|International Classification||G11B15/68, G11B17/22|
|Cooperative Classification||G11B17/22, G11B15/6825|
|European Classification||G11B15/68C1, G11B17/22|
|Mar 20, 1995||AS||Assignment|
Owner name: INTERNATIONAL BUSINESS MACHINES CORPORATION, NEW Y
Free format text: ASSIGNMENT OF ASSIGNORS INTEREST;ASSIGNORS:BURKE, WILLIAM THEODORE;GRIFFIN, TIMOTHY ALAN;PEAKE, JONATHAN WAYNE;REEL/FRAME:008297/0867
Effective date: 19941214
|Jun 28, 2000||FPAY||Fee payment|
Year of fee payment: 4

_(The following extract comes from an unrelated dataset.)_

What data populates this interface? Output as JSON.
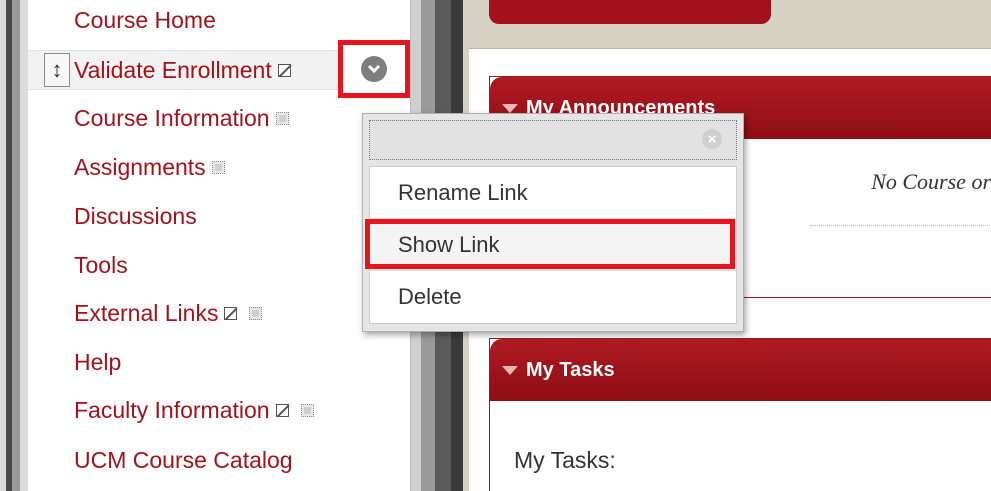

|Oct 7, 2004||REMI||Maintenance fee reminder mailed|
|Mar 18, 2005||LAPS||Lapse for failure to pay maintenance fees|
|May 17, 2005||FP||Expired due to failure to pay maintenance fee|
Effective date: 20050318